▶ [INSTRUCTIONS FOR THE TASK] Leaving out all images, return the entries below exactly.

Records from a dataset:
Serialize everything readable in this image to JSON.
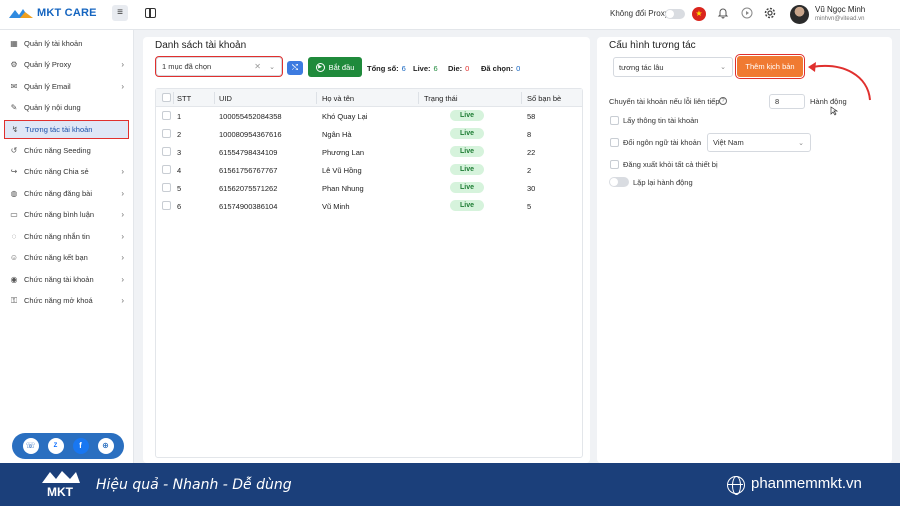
{
  "brand": {
    "name": "MKT CARE",
    "accent": "#1565c0"
  },
  "topbar": {
    "proxy_label": "Không đổi Proxy",
    "user_name": "Vũ Ngọc Minh",
    "user_email": "minhvn@vitead.vn",
    "icons": [
      "flag-vn-icon",
      "bell-icon",
      "play-icon",
      "gear-icon"
    ]
  },
  "sidebar": {
    "items": [
      {
        "label": "Quản lý tài khoản",
        "icon": "users-icon",
        "chevron": false
      },
      {
        "label": "Quản lý Proxy",
        "icon": "proxy-icon",
        "chevron": true
      },
      {
        "label": "Quản lý Email",
        "icon": "email-icon",
        "chevron": true
      },
      {
        "label": "Quản lý nội dung",
        "icon": "content-icon",
        "chevron": false
      },
      {
        "label": "Tương tác tài khoản",
        "icon": "interact-icon",
        "chevron": false,
        "active": true
      },
      {
        "label": "Chức năng Seeding",
        "icon": "seeding-icon",
        "chevron": false
      },
      {
        "label": "Chức năng Chia sẻ",
        "icon": "share-icon",
        "chevron": true
      },
      {
        "label": "Chức năng đăng bài",
        "icon": "post-icon",
        "chevron": true
      },
      {
        "label": "Chức năng bình luận",
        "icon": "comment-icon",
        "chevron": true
      },
      {
        "label": "Chức năng nhắn tin",
        "icon": "message-icon",
        "chevron": true
      },
      {
        "label": "Chức năng kết bạn",
        "icon": "friend-icon",
        "chevron": true
      },
      {
        "label": "Chức năng tài khoản",
        "icon": "account-icon",
        "chevron": true
      },
      {
        "label": "Chức năng mở khoá",
        "icon": "unlock-icon",
        "chevron": true
      }
    ]
  },
  "accounts": {
    "title": "Danh sách tài khoản",
    "select_value": "1 mục đã chọn",
    "start_label": "Bắt đầu",
    "stats": {
      "total_label": "Tổng số:",
      "total": "6",
      "live_label": "Live:",
      "live": "6",
      "die_label": "Die:",
      "die": "0",
      "selected_label": "Đã chọn:",
      "selected": "0"
    },
    "columns": [
      "STT",
      "UID",
      "Họ và tên",
      "Trạng thái",
      "Số bạn bè"
    ],
    "rows": [
      {
        "stt": "1",
        "uid": "100055452084358",
        "name": "Khó Quay Lại",
        "status": "Live",
        "friends": "58"
      },
      {
        "stt": "2",
        "uid": "100080954367616",
        "name": "Ngân Hà",
        "status": "Live",
        "friends": "8"
      },
      {
        "stt": "3",
        "uid": "61554798434109",
        "name": "Phương Lan",
        "status": "Live",
        "friends": "22"
      },
      {
        "stt": "4",
        "uid": "61561756767767",
        "name": "Lê Vũ Hồng",
        "status": "Live",
        "friends": "2"
      },
      {
        "stt": "5",
        "uid": "61562075571262",
        "name": "Phan Nhung",
        "status": "Live",
        "friends": "30"
      },
      {
        "stt": "6",
        "uid": "61574900386104",
        "name": "Vũ Minh",
        "status": "Live",
        "friends": "5"
      }
    ]
  },
  "config": {
    "title": "Cấu hình tương tác",
    "script_select": "tương tác lâu",
    "add_script_label": "Thêm kịch bản",
    "switch_label": "Chuyển tài khoản nếu lỗi liên tiếp",
    "switch_value": "8",
    "switch_unit": "Hành động",
    "get_info_label": "Lấy thông tin tài khoản",
    "change_lang_label": "Đổi ngôn ngữ tài khoản",
    "lang_value": "Việt Nam",
    "logout_label": "Đăng xuất khỏi tất cả thiết bị",
    "repeat_label": "Lặp lại hành động"
  },
  "footer": {
    "slogan": "Hiệu quả - Nhanh - Dễ dùng",
    "site": "phanmemmkt.vn",
    "logo_text": "MKT"
  },
  "colors": {
    "footer_bg": "#1b3f7a",
    "start_btn": "#1f8a3b",
    "add_btn": "#f07a32",
    "highlight": "#e0302e"
  }
}
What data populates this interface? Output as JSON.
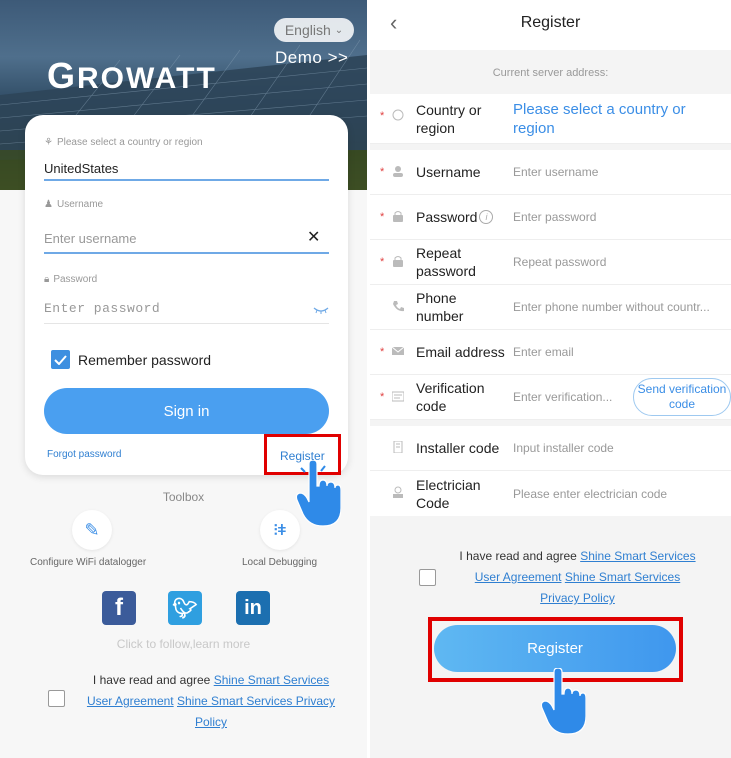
{
  "left": {
    "language": "English",
    "demo_link": "Demo >>",
    "logo": {
      "first": "G",
      "rest": "ROWATT"
    },
    "country_label": "Please select a country or region",
    "country_value": "UnitedStates",
    "username_label": "Username",
    "username_placeholder": "Enter username",
    "password_label": "Password",
    "password_placeholder": "Enter password",
    "remember_label": "Remember password",
    "sign_in": "Sign in",
    "forgot": "Forgot password",
    "register": "Register",
    "toolbox": "Toolbox",
    "tool_wifi": "Configure WiFi datalogger",
    "tool_local": "Local Debugging",
    "follow": "Click to follow,learn more",
    "agree_prefix": "I have read and agree",
    "agree_link1": "Shine Smart Services User Agreement",
    "agree_link2": "Shine Smart Services Privacy Policy"
  },
  "right": {
    "title": "Register",
    "server_label": "Current server address:",
    "rows": [
      {
        "label": "Country or region",
        "value": "Please select a country or region"
      },
      {
        "label": "Username",
        "value": "Enter username"
      },
      {
        "label": "Password",
        "value": "Enter password"
      },
      {
        "label": "Repeat password",
        "value": "Repeat password"
      },
      {
        "label": "Phone number",
        "value": "Enter phone number without countr..."
      },
      {
        "label": "Email address",
        "value": "Enter email"
      },
      {
        "label": "Verification code",
        "value": "Enter verification...",
        "button": "Send verification code"
      },
      {
        "label": "Installer code",
        "value": "Input installer code"
      },
      {
        "label": "Electrician Code",
        "value": "Please enter electrician code"
      }
    ],
    "agree_prefix": "I have read and agree",
    "agree_link1": "Shine Smart Services User Agreement",
    "agree_link2": "Shine Smart Services Privacy Policy",
    "register_button": "Register"
  },
  "colors": {
    "accent": "#4a9ff0",
    "highlight": "#e00000",
    "link": "#2f7fd1",
    "required": "#e04040"
  }
}
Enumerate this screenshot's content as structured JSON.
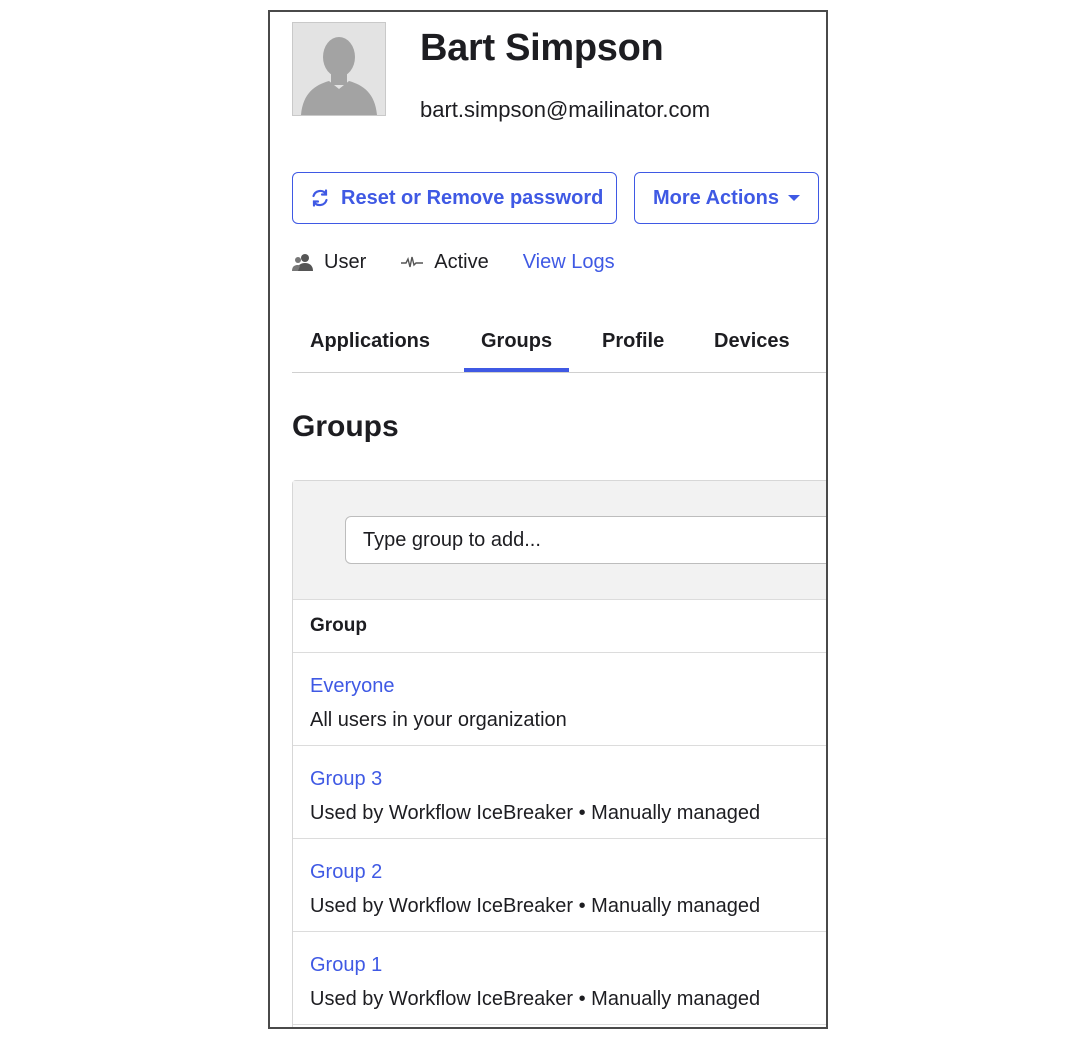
{
  "user": {
    "name": "Bart Simpson",
    "email": "bart.simpson@mailinator.com"
  },
  "actions": {
    "reset_label": "Reset or Remove password",
    "more_label": "More Actions"
  },
  "meta": {
    "role": "User",
    "status": "Active",
    "logs_link": "View Logs"
  },
  "tabs": [
    {
      "label": "Applications",
      "active": false
    },
    {
      "label": "Groups",
      "active": true
    },
    {
      "label": "Profile",
      "active": false
    },
    {
      "label": "Devices",
      "active": false
    }
  ],
  "groups_section": {
    "title": "Groups",
    "search_placeholder": "Type group to add...",
    "column_header": "Group",
    "rows": [
      {
        "name": "Everyone",
        "description": "All users in your organization"
      },
      {
        "name": "Group 3",
        "description": "Used by Workflow IceBreaker • Manually managed"
      },
      {
        "name": "Group 2",
        "description": "Used by Workflow IceBreaker • Manually managed"
      },
      {
        "name": "Group 1",
        "description": "Used by Workflow IceBreaker • Manually managed"
      }
    ]
  },
  "colors": {
    "accent": "#3f59e4",
    "text": "#1d1d21",
    "panel_header_bg": "#f2f2f2"
  },
  "icons": {
    "avatar": "default-avatar-icon",
    "reset": "refresh-icon",
    "more": "caret-down-icon",
    "role": "user-icon",
    "status": "activity-icon"
  }
}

▶ [EXERCISE OUTPUT]
Serialize everything readable in this image to JSON.
{
  "brand": {
    "name": "MKT CARE",
    "accent": "#1565c0"
  },
  "topbar": {
    "proxy_label": "Không đổi Proxy",
    "user_name": "Vũ Ngọc Minh",
    "user_email": "minhvn@vitead.vn",
    "icons": [
      "flag-vn-icon",
      "bell-icon",
      "play-icon",
      "gear-icon"
    ]
  },
  "sidebar": {
    "items": [
      {
        "label": "Quản lý tài khoản",
        "icon": "users-icon",
        "chevron": false
      },
      {
        "label": "Quản lý Proxy",
        "icon": "proxy-icon",
        "chevron": true
      },
      {
        "label": "Quản lý Email",
        "icon": "email-icon",
        "chevron": true
      },
      {
        "label": "Quản lý nội dung",
        "icon": "content-icon",
        "chevron": false
      },
      {
        "label": "Tương tác tài khoản",
        "icon": "interact-icon",
        "chevron": false,
        "active": true
      },
      {
        "label": "Chức năng Seeding",
        "icon": "seeding-icon",
        "chevron": false
      },
      {
        "label": "Chức năng Chia sẻ",
        "icon": "share-icon",
        "chevron": true
      },
      {
        "label": "Chức năng đăng bài",
        "icon": "post-icon",
        "chevron": true
      },
      {
        "label": "Chức năng bình luận",
        "icon": "comment-icon",
        "chevron": true
      },
      {
        "label": "Chức năng nhắn tin",
        "icon": "message-icon",
        "chevron": true
      },
      {
        "label": "Chức năng kết bạn",
        "icon": "friend-icon",
        "chevron": true
      },
      {
        "label": "Chức năng tài khoản",
        "icon": "account-icon",
        "chevron": true
      },
      {
        "label": "Chức năng mở khoá",
        "icon": "unlock-icon",
        "chevron": true
      }
    ]
  },
  "accounts": {
    "title": "Danh sách tài khoản",
    "select_value": "1 mục đã chọn",
    "start_label": "Bắt đầu",
    "stats": {
      "total_label": "Tổng số:",
      "total": "6",
      "live_label": "Live:",
      "live": "6",
      "die_label": "Die:",
      "die": "0",
      "selected_label": "Đã chọn:",
      "selected": "0"
    },
    "columns": [
      "STT",
      "UID",
      "Họ và tên",
      "Trạng thái",
      "Số bạn bè"
    ],
    "rows": [
      {
        "stt": "1",
        "uid": "100055452084358",
        "name": "Khó Quay Lại",
        "status": "Live",
        "friends": "58"
      },
      {
        "stt": "2",
        "uid": "100080954367616",
        "name": "Ngân Hà",
        "status": "Live",
        "friends": "8"
      },
      {
        "stt": "3",
        "uid": "61554798434109",
        "name": "Phương Lan",
        "status": "Live",
        "friends": "22"
      },
      {
        "stt": "4",
        "uid": "61561756767767",
        "name": "Lê Vũ Hồng",
        "status": "Live",
        "friends": "2"
      },
      {
        "stt": "5",
        "uid": "61562075571262",
        "name": "Phan Nhung",
        "status": "Live",
        "friends": "30"
      },
      {
        "stt": "6",
        "uid": "61574900386104",
        "name": "Vũ Minh",
        "status": "Live",
        "friends": "5"
      }
    ]
  },
  "config": {
    "title": "Cấu hình tương tác",
    "script_select": "tương tác lâu",
    "add_script_label": "Thêm kịch bản",
    "switch_label": "Chuyển tài khoản nếu lỗi liên tiếp",
    "switch_value": "8",
    "switch_unit": "Hành động",
    "get_info_label": "Lấy thông tin tài khoản",
    "change_lang_label": "Đổi ngôn ngữ tài khoản",
    "lang_value": "Việt Nam",
    "logout_label": "Đăng xuất khỏi tất cả thiết bị",
    "repeat_label": "Lặp lại hành động"
  },
  "footer": {
    "slogan": "Hiệu quả - Nhanh - Dễ dùng",
    "site": "phanmemmkt.vn",
    "logo_text": "MKT"
  },
  "colors": {
    "footer_bg": "#1b3f7a",
    "start_btn": "#1f8a3b",
    "add_btn": "#f07a32",
    "highlight": "#e0302e"
  }
}
What data populates this interface? Output as JSON.
{
  "left": {
    "language": "English",
    "demo_link": "Demo >>",
    "logo": {
      "first": "G",
      "rest": "ROWATT"
    },
    "country_label": "Please select a country or region",
    "country_value": "UnitedStates",
    "username_label": "Username",
    "username_placeholder": "Enter username",
    "password_label": "Password",
    "password_placeholder": "Enter password",
    "remember_label": "Remember password",
    "sign_in": "Sign in",
    "forgot": "Forgot password",
    "register": "Register",
    "toolbox": "Toolbox",
    "tool_wifi": "Configure WiFi datalogger",
    "tool_local": "Local Debugging",
    "follow": "Click to follow,learn more",
    "agree_prefix": "I have read and agree",
    "agree_link1": "Shine Smart Services User Agreement",
    "agree_link2": "Shine Smart Services Privacy Policy"
  },
  "right": {
    "title": "Register",
    "server_label": "Current server address:",
    "rows": [
      {
        "label": "Country or region",
        "value": "Please select a country or region"
      },
      {
        "label": "Username",
        "value": "Enter username"
      },
      {
        "label": "Password",
        "value": "Enter password"
      },
      {
        "label": "Repeat password",
        "value": "Repeat password"
      },
      {
        "label": "Phone number",
        "value": "Enter phone number without countr..."
      },
      {
        "label": "Email address",
        "value": "Enter email"
      },
      {
        "label": "Verification code",
        "value": "Enter verification...",
        "button": "Send verification code"
      },
      {
        "label": "Installer code",
        "value": "Input installer code"
      },
      {
        "label": "Electrician Code",
        "value": "Please enter electrician code"
      }
    ],
    "agree_prefix": "I have read and agree",
    "agree_link1": "Shine Smart Services User Agreement",
    "agree_link2": "Shine Smart Services Privacy Policy",
    "register_button": "Register"
  },
  "colors": {
    "accent": "#4a9ff0",
    "highlight": "#e00000",
    "link": "#2f7fd1",
    "required": "#e04040"
  }
}
Enumerate this screenshot's content as structured JSON.
{
  "user": {
    "name": "Bart Simpson",
    "email": "bart.simpson@mailinator.com"
  },
  "actions": {
    "reset_label": "Reset or Remove password",
    "more_label": "More Actions"
  },
  "meta": {
    "role": "User",
    "status": "Active",
    "logs_link": "View Logs"
  },
  "tabs": [
    {
      "label": "Applications",
      "active": false
    },
    {
      "label": "Groups",
      "active": true
    },
    {
      "label": "Profile",
      "active": false
    },
    {
      "label": "Devices",
      "active": false
    }
  ],
  "groups_section": {
    "title": "Groups",
    "search_placeholder": "Type group to add...",
    "column_header": "Group",
    "rows": [
      {
        "name": "Everyone",
        "description": "All users in your organization"
      },
      {
        "name": "Group 3",
        "description": "Used by Workflow IceBreaker • Manually managed"
      },
      {
        "name": "Group 2",
        "description": "Used by Workflow IceBreaker • Manually managed"
      },
      {
        "name": "Group 1",
        "description": "Used by Workflow IceBreaker • Manually managed"
      }
    ]
  },
  "colors": {
    "accent": "#3f59e4",
    "text": "#1d1d21",
    "panel_header_bg": "#f2f2f2"
  },
  "icons": {
    "avatar": "default-avatar-icon",
    "reset": "refresh-icon",
    "more": "caret-down-icon",
    "role": "user-icon",
    "status": "activity-icon"
  }
}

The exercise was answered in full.